(WORK INSTRUCTIONS): Find the lines in the listing below that include the word "icon", and report how many there are, with nothing more.

(PROVIDED INFORMATION):
- Opening Delimiter -

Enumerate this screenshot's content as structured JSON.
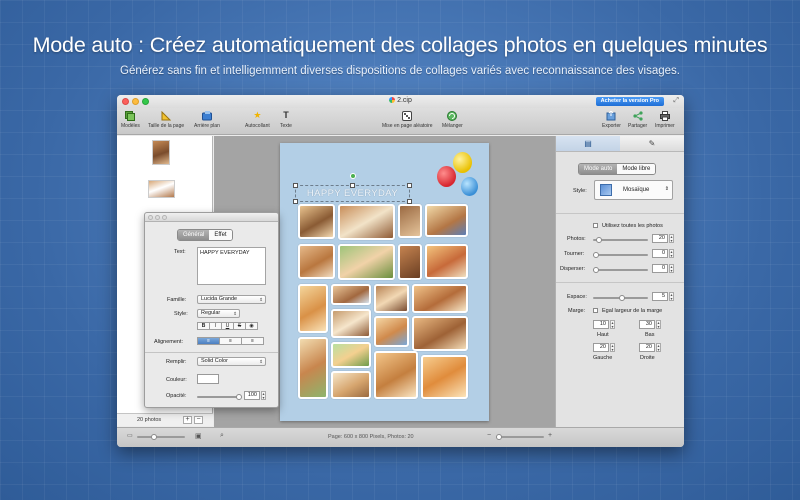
{
  "promo": {
    "headline": "Mode auto : Créez automatiquement des collages photos en quelques minutes",
    "subline": "Générez sans fin et intelligemment diverses dispositions de collages variés avec reconnaissance des visages."
  },
  "window": {
    "title": "2.cip",
    "buy_button": "Acheter la version Pro"
  },
  "toolbar": {
    "items": [
      {
        "label": "Modèles",
        "icon": "templates-icon"
      },
      {
        "label": "Taille de la page",
        "icon": "page-size-icon"
      },
      {
        "label": "Arrière plan",
        "icon": "background-icon"
      },
      {
        "label": "Autocollant",
        "icon": "sticker-star-icon"
      },
      {
        "label": "Texte",
        "icon": "text-icon"
      },
      {
        "label": "Mise en page aléatoire",
        "icon": "dice-icon"
      },
      {
        "label": "Mélanger",
        "icon": "shuffle-icon"
      },
      {
        "label": "Exporter",
        "icon": "export-icon"
      },
      {
        "label": "Partager",
        "icon": "share-icon"
      },
      {
        "label": "Imprimer",
        "icon": "print-icon"
      }
    ]
  },
  "photo_list": {
    "count_label": "20 photos",
    "add": "+",
    "remove": "−"
  },
  "canvas": {
    "banner_text": "HAPPY EVERYDAY"
  },
  "text_panel": {
    "tabs": [
      "Général",
      "Effet"
    ],
    "text_label": "Text:",
    "text_value": "HAPPY EVERYDAY",
    "family_label": "Famille:",
    "family_value": "Lucida Grande",
    "style_label": "Style:",
    "style_value": "Regular",
    "format_buttons": [
      "B",
      "I",
      "U",
      "S"
    ],
    "alignment_label": "Alignement:",
    "fill_label": "Remplir:",
    "fill_value": "Solid Color",
    "color_label": "Couleur:",
    "opacity_label": "Opacité:",
    "opacity_value": "100"
  },
  "right_panel": {
    "mode_auto": "Mode auto",
    "mode_libre": "Mode libre",
    "style_label": "Style:",
    "style_value": "Mosaïque",
    "use_all": "Utilisez toutes les photos",
    "photos_label": "Photos:",
    "photos_value": "20",
    "rotate_label": "Tourner:",
    "rotate_value": "0",
    "scatter_label": "Disperser:",
    "scatter_value": "0",
    "spacing_label": "Espace:",
    "spacing_value": "5",
    "margin_label": "Marge:",
    "equal_margin": "Egal largeur de la marge",
    "top_value": "10",
    "bottom_value": "30",
    "top_label": "Haut",
    "bottom_label": "Bas",
    "left_value": "20",
    "right_value": "20",
    "left_label": "Gauche",
    "right_label": "Droite"
  },
  "status": {
    "page_info": "Page: 600 x 800 Pixels, Photos: 20"
  },
  "colors": {
    "accent": "#1f6fd6",
    "page_bg": "#b3cfe6",
    "canvas_bg": "#a4a4a4"
  }
}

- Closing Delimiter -

(YOUR RESPONSE): 10